[Problem requirements] Set each line of the data down exactly, please.

[Data under study]

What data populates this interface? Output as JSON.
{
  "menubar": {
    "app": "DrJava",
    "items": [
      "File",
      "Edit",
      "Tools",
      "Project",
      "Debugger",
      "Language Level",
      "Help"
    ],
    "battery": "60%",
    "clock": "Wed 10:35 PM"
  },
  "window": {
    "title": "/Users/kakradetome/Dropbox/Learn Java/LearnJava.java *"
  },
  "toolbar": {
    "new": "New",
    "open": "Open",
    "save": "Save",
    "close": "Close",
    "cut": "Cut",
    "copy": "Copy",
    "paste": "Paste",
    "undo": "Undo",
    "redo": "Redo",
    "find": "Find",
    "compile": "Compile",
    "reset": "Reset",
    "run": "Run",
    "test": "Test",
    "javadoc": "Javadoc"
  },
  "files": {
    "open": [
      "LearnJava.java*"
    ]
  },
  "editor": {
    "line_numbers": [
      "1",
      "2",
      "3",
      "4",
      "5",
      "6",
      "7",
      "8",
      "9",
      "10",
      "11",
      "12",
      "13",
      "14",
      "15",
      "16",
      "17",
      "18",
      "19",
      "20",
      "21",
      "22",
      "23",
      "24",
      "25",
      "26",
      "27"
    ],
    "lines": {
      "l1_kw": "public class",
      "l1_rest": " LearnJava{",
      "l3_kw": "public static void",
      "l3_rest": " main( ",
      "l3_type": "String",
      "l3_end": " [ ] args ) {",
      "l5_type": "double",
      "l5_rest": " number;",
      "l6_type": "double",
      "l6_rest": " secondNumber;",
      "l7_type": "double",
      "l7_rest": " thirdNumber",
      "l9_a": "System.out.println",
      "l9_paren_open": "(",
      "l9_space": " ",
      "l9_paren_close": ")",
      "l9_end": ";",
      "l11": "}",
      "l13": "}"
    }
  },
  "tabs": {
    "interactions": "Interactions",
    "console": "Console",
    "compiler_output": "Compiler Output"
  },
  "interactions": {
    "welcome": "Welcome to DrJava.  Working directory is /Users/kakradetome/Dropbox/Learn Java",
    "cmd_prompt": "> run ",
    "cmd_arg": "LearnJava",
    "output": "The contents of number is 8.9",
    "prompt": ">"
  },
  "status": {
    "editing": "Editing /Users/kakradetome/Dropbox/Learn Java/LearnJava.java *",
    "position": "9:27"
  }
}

[Problem solution]
What data populates this interface? Output as JSON.
{
  "menubar": {
    "app": "DrJava",
    "items": [
      "File",
      "Edit",
      "Tools",
      "Project",
      "Debugger",
      "Language Level",
      "Help"
    ],
    "battery": "60%",
    "clock": "Wed 10:35 PM"
  },
  "window": {
    "title": "/Users/kakradetome/Dropbox/Learn Java/LearnJava.java *"
  },
  "toolbar": {
    "new": "New",
    "open": "Open",
    "save": "Save",
    "close": "Close",
    "cut": "Cut",
    "copy": "Copy",
    "paste": "Paste",
    "undo": "Undo",
    "redo": "Redo",
    "find": "Find",
    "compile": "Compile",
    "reset": "Reset",
    "run": "Run",
    "test": "Test",
    "javadoc": "Javadoc"
  },
  "files": {
    "open": [
      "LearnJava.java*"
    ]
  },
  "editor": {
    "line_numbers": [
      "1",
      "2",
      "3",
      "4",
      "5",
      "6",
      "7",
      "8",
      "9",
      "10",
      "11",
      "12",
      "13",
      "14",
      "15",
      "16",
      "17",
      "18",
      "19",
      "20",
      "21",
      "22",
      "23",
      "24",
      "25",
      "26",
      "27"
    ],
    "lines": {
      "l1_kw": "public class",
      "l1_rest": " LearnJava{",
      "l3_kw": "public static void",
      "l3_rest": " main( ",
      "l3_type": "String",
      "l3_end": " [ ] args ) {",
      "l5_type": "double",
      "l5_rest": " number;",
      "l6_type": "double",
      "l6_rest": " secondNumber;",
      "l7_type": "double",
      "l7_rest": " thirdNumber",
      "l9_a": "System.out.println",
      "l9_paren_open": "(",
      "l9_space": " ",
      "l9_paren_close": ")",
      "l9_end": ";",
      "l11": "}",
      "l13": "}"
    }
  },
  "tabs": {
    "interactions": "Interactions",
    "console": "Console",
    "compiler_output": "Compiler Output"
  },
  "interactions": {
    "welcome": "Welcome to DrJava.  Working directory is /Users/kakradetome/Dropbox/Learn Java",
    "cmd_prompt": "> run ",
    "cmd_arg": "LearnJava",
    "output": "The contents of number is 8.9",
    "prompt": ">"
  },
  "status": {
    "editing": "Editing /Users/kakradetome/Dropbox/Learn Java/LearnJava.java *",
    "position": "9:27"
  }
}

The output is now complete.